    Academy of Art “University” is nothing but a real estate development corporation disguised as an art school.

    Time to shut this place down!

  • old timer in SF

    non-profit, so the city does not receive any income? AAU pays no property taxes?

  • Randy F.

    Diploma mill….

  • Reviled Preference

    they are a for-profit school, and shouldn’t be receiving any property tax exemptions.

  • e2verne
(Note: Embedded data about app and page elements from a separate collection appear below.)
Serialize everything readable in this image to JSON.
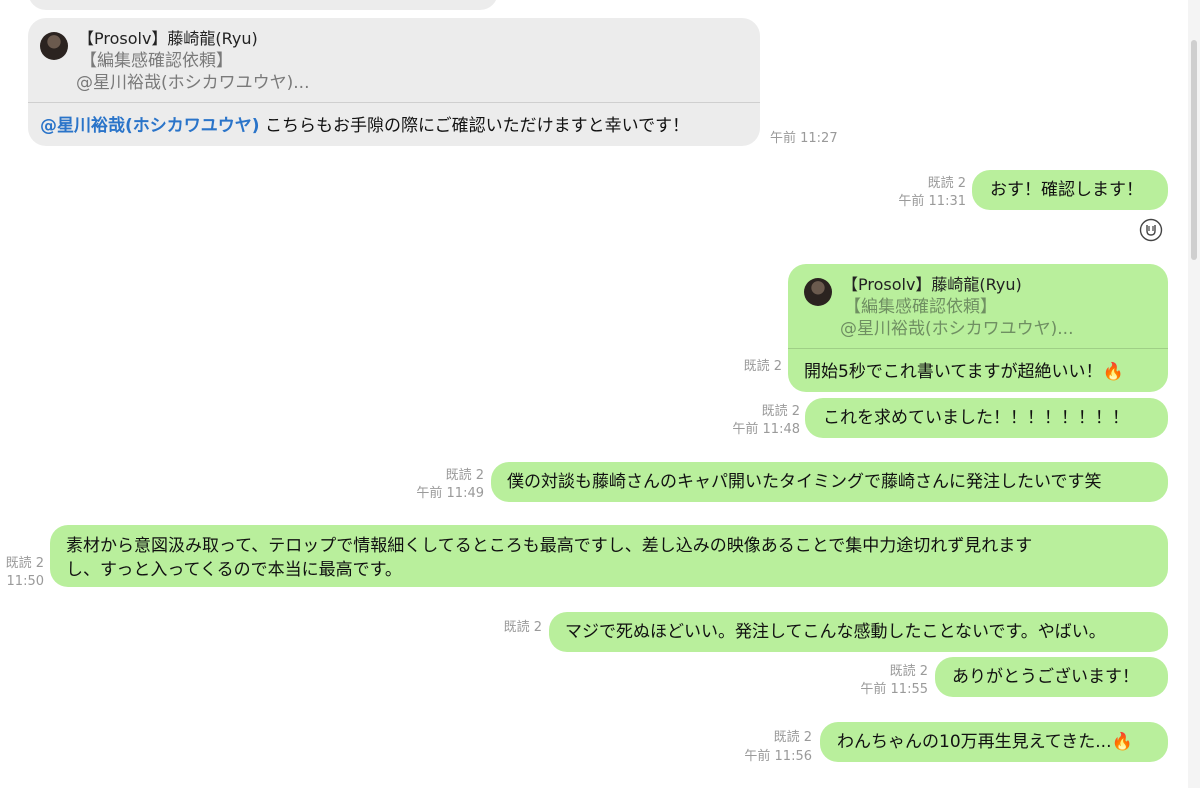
{
  "messages": {
    "m0": {
      "text": "",
      "note": ""
    },
    "m1": {
      "quote_name": "【Prosolv】藤崎龍(Ryu)",
      "quote_title": "【編集感確認依頼】",
      "quote_snippet": "@星川裕哉(ホシカワユウヤ)...",
      "mention": "@星川裕哉(ホシカワユウヤ)",
      "text": " こちらもお手隙の際にご確認いただけますと幸いです！",
      "time": "午前 11:27"
    },
    "m2": {
      "read": "既読 2",
      "time": "午前 11:31",
      "text": "おす！確認します！"
    },
    "m3": {
      "quote_name": "【Prosolv】藤崎龍(Ryu)",
      "quote_title": "【編集感確認依頼】",
      "quote_snippet": "@星川裕哉(ホシカワユウヤ)...",
      "text": "開始5秒でこれ書いてますが超絶いい！",
      "emoji": "🔥",
      "read": "既読 2"
    },
    "m4": {
      "read": "既読 2",
      "time": "午前 11:48",
      "text": "これを求めていました！！！！！！！！"
    },
    "m5": {
      "read": "既読 2",
      "time": "午前 11:49",
      "text": "僕の対談も藤崎さんのキャパ開いたタイミングで藤崎さんに発注したいです笑"
    },
    "m6": {
      "read": "既読 2",
      "time": "11:50",
      "line1": "素材から意図汲み取って、テロップで情報細くしてるところも最高ですし、差し込みの映像あることで集中力途切れず見れます",
      "line2": "し、すっと入ってくるので本当に最高です。"
    },
    "m7": {
      "read": "既読 2",
      "text": "マジで死ぬほどいい。発注してこんな感動したことないです。やばい。"
    },
    "m8": {
      "read": "既読 2",
      "time": "午前 11:55",
      "text": "ありがとうございます！"
    },
    "m9": {
      "read": "既読 2",
      "time": "午前 11:56",
      "text": "わんちゃんの10万再生見えてきた...",
      "emoji": "🔥"
    }
  },
  "icons": {
    "reaction": "clapping-hands-reaction-icon",
    "avatar": "sender-avatar"
  },
  "colors": {
    "green_bubble": "#b9ef9c",
    "gray_bubble": "#ececec",
    "mention": "#2a74c9",
    "meta": "#9a9a9a"
  }
}
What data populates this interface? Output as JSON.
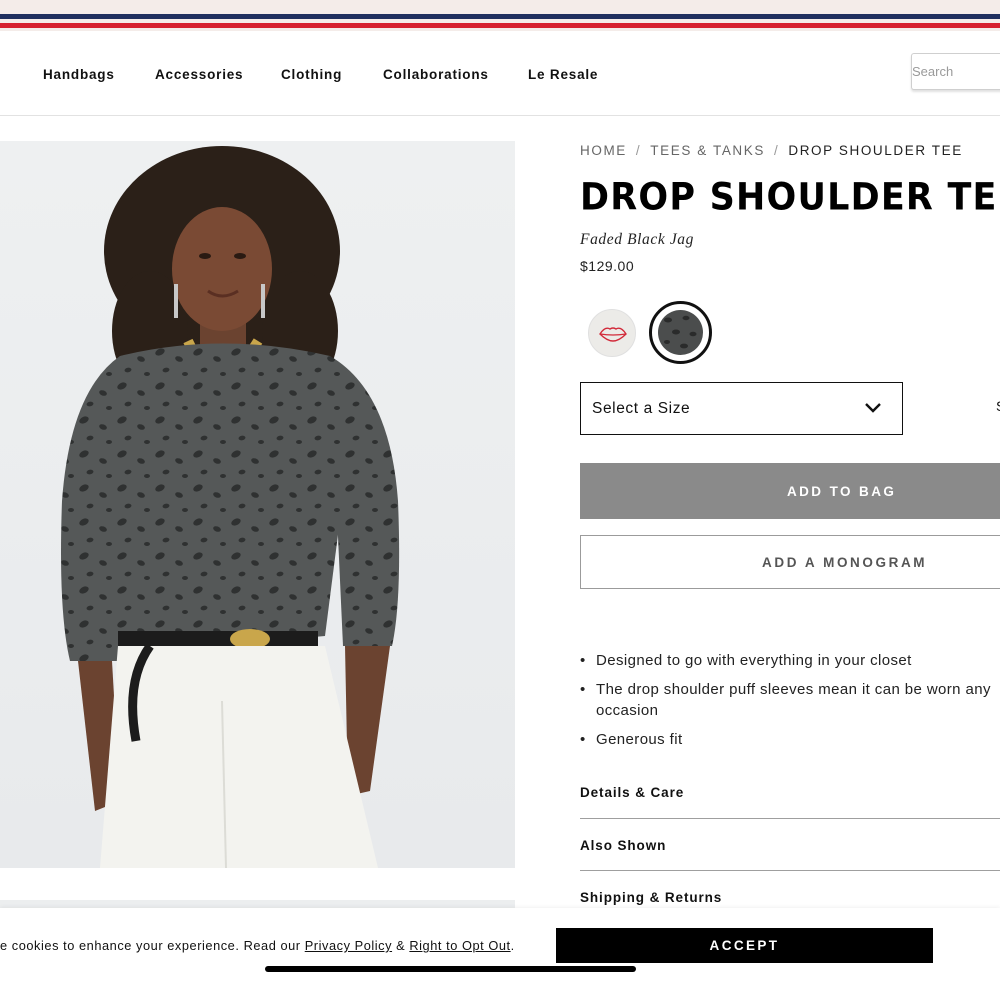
{
  "nav": {
    "items": [
      "Handbags",
      "Accessories",
      "Clothing",
      "Collaborations",
      "Le Resale"
    ],
    "search_placeholder": "Search"
  },
  "breadcrumb": {
    "items": [
      "HOME",
      "TEES & TANKS"
    ],
    "current": "DROP SHOULDER TEE",
    "separator": "/"
  },
  "product": {
    "title": "DROP SHOULDER TEE",
    "color_name": "Faded Black Jag",
    "price": "$129.00",
    "swatches": [
      {
        "name": "lips",
        "selected": false
      },
      {
        "name": "faded-black-jag",
        "selected": true
      }
    ],
    "size_select": {
      "label": "Select a Size",
      "edge_text": "S"
    },
    "add_to_bag_label": "ADD TO BAG",
    "monogram_label": "ADD A MONOGRAM",
    "bullets": [
      "Designed to go with everything in your closet",
      "The drop shoulder puff sleeves mean it can be worn any occasion",
      "Generous fit"
    ],
    "accordions": [
      "Details & Care",
      "Also Shown",
      "Shipping & Returns"
    ]
  },
  "cookie": {
    "text_before": "e cookies to enhance your experience. Read our ",
    "privacy_link": "Privacy Policy",
    "amp": " & ",
    "opt_out_link": "Right to Opt Out",
    "period": ".",
    "accept_label": "ACCEPT"
  },
  "colors": {
    "stripe_navy": "#1f2f5e",
    "stripe_red": "#d6202f",
    "add_to_bag_bg": "#8a8a8a",
    "accept_bg": "#000000"
  }
}
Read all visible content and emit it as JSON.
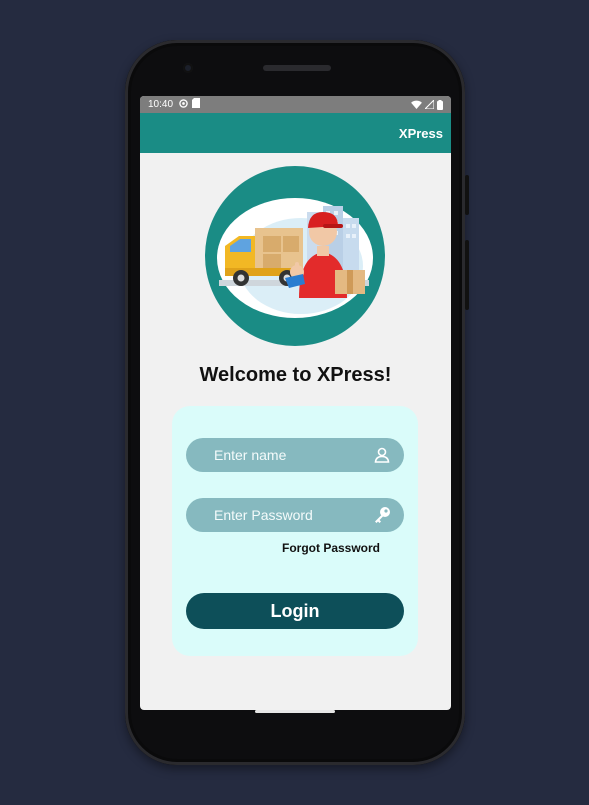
{
  "status_bar": {
    "time": "10:40"
  },
  "app_bar": {
    "title": "XPress"
  },
  "welcome": {
    "heading": "Welcome to XPress!"
  },
  "login_form": {
    "name_placeholder": "Enter name",
    "password_placeholder": "Enter Password",
    "forgot_label": "Forgot Password",
    "login_label": "Login"
  },
  "icons": {
    "name_field": "person-icon",
    "password_field": "key-icon",
    "hero": "delivery-illustration"
  },
  "colors": {
    "background": "#252b40",
    "app_bar": "#1a8c85",
    "card": "#dafcfa",
    "field": "#86b9bf",
    "login_button": "#0d4f59"
  }
}
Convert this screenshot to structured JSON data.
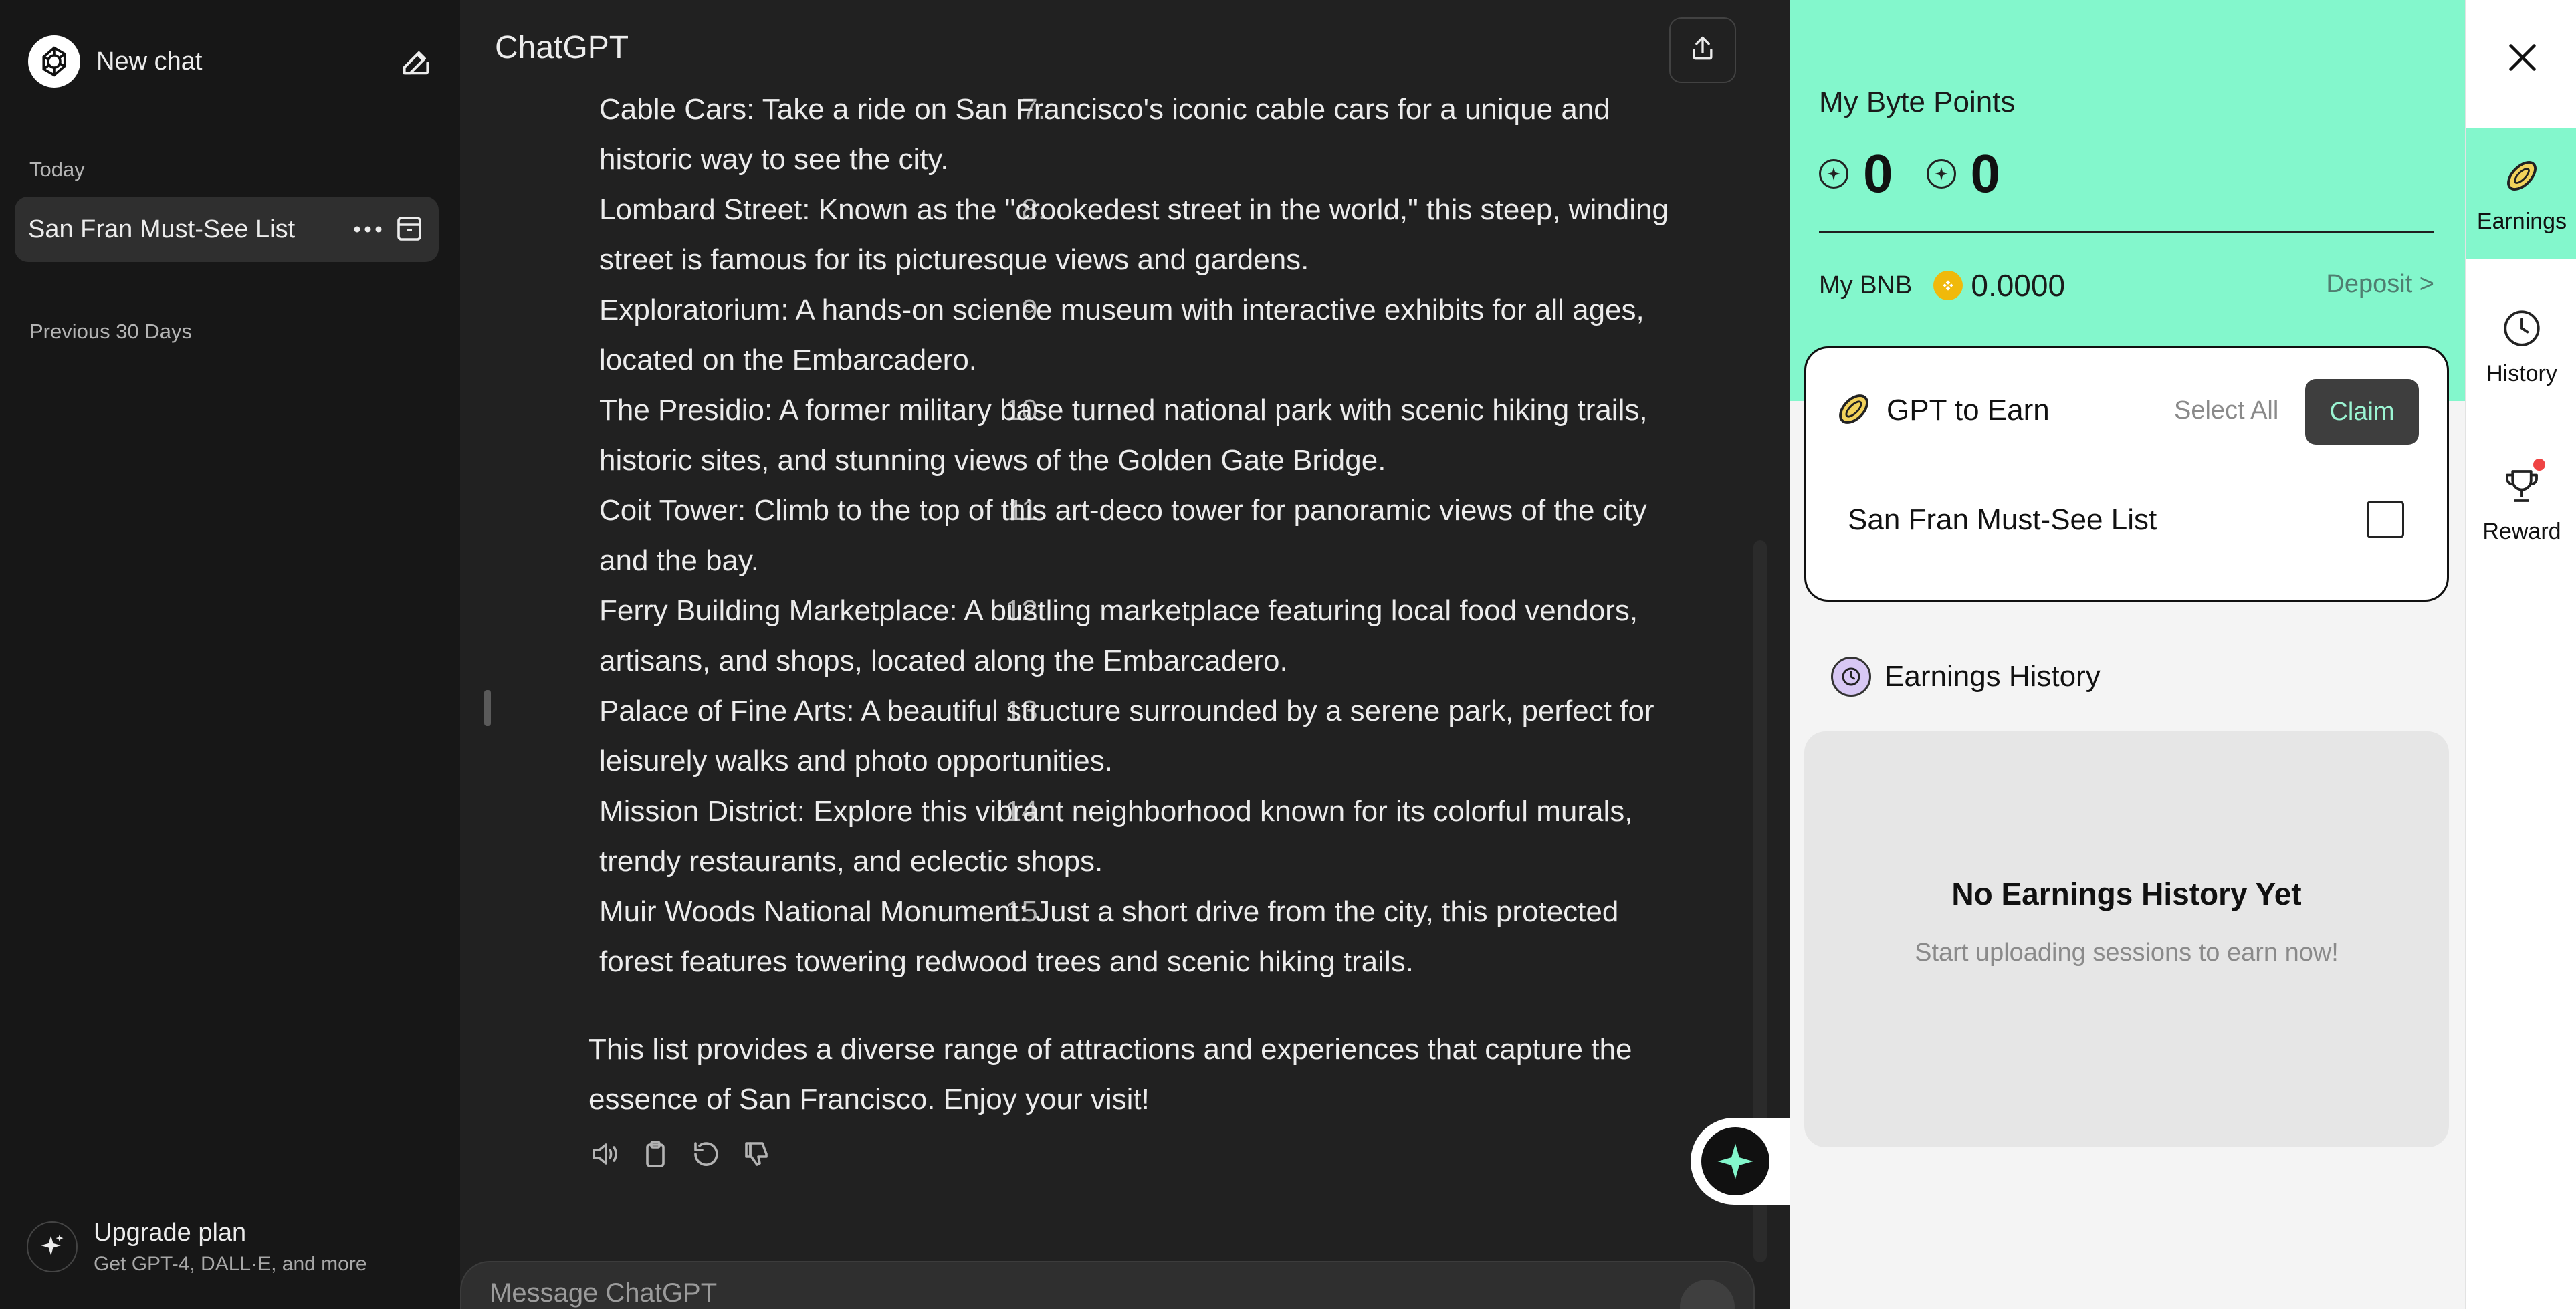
{
  "sidebar": {
    "new_chat_label": "New chat",
    "section_today": "Today",
    "section_previous": "Previous 30 Days",
    "active_item_label": "San Fran Must-See List",
    "upgrade_title": "Upgrade plan",
    "upgrade_subtitle": "Get GPT-4, DALL·E, and more"
  },
  "main": {
    "title": "ChatGPT",
    "list_items": [
      {
        "num": "7.",
        "text": "Cable Cars: Take a ride on San Francisco's iconic cable cars for a unique and historic way to see the city."
      },
      {
        "num": "8.",
        "text": "Lombard Street: Known as the \"crookedest street in the world,\" this steep, winding street is famous for its picturesque views and gardens."
      },
      {
        "num": "9.",
        "text": "Exploratorium: A hands-on science museum with interactive exhibits for all ages, located on the Embarcadero."
      },
      {
        "num": "10.",
        "text": "The Presidio: A former military base turned national park with scenic hiking trails, historic sites, and stunning views of the Golden Gate Bridge."
      },
      {
        "num": "11.",
        "text": "Coit Tower: Climb to the top of this art-deco tower for panoramic views of the city and the bay."
      },
      {
        "num": "12.",
        "text": "Ferry Building Marketplace: A bustling marketplace featuring local food vendors, artisans, and shops, located along the Embarcadero."
      },
      {
        "num": "13.",
        "text": "Palace of Fine Arts: A beautiful structure surrounded by a serene park, perfect for leisurely walks and photo opportunities."
      },
      {
        "num": "14.",
        "text": "Mission District: Explore this vibrant neighborhood known for its colorful murals, trendy restaurants, and eclectic shops."
      },
      {
        "num": "15.",
        "text": "Muir Woods National Monument: Just a short drive from the city, this protected forest features towering redwood trees and scenic hiking trails."
      }
    ],
    "closing": "This list provides a diverse range of attractions and experiences that capture the essence of San Francisco. Enjoy your visit!",
    "composer_placeholder": "Message ChatGPT"
  },
  "panel": {
    "title": "My Byte Points",
    "points_a": "0",
    "points_b": "0",
    "bnb_label": "My BNB",
    "bnb_value": "0.0000",
    "deposit_label": "Deposit >",
    "earn_title": "GPT to Earn",
    "select_all": "Select All",
    "claim": "Claim",
    "earn_item_label": "San Fran Must-See List",
    "history_title": "Earnings History",
    "history_empty_title": "No Earnings History Yet",
    "history_empty_sub": "Start uploading sessions to earn now!"
  },
  "rail": {
    "earnings": "Earnings",
    "history": "History",
    "reward": "Reward"
  },
  "colors": {
    "accent_mint": "#83f7cc",
    "sidebar_bg": "#171717",
    "main_bg": "#212121",
    "notification_red": "#ef4444",
    "bnb_gold": "#f0b90b"
  }
}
    I am amazed! San Francisco was chasing AAU for these violations 20 years ago – nothing happened then, nothing will happen now. Yes, the school is an overpriced diploma mill, and absolutely SF should be receiving taxes, but they are also the nexus for hundreds of thousands of students who come with their money to rent apartments, buy food and stuff and generally spread their dollars around the city. Someone needs to check that contract AAU signed with SF way back when we thought AAU was a real college, you will probably find AAU is not liable for any of these “infractions”, that AAU has no tax obligation and is not likely to ever have one, and it will probably cost SF for the code repairs.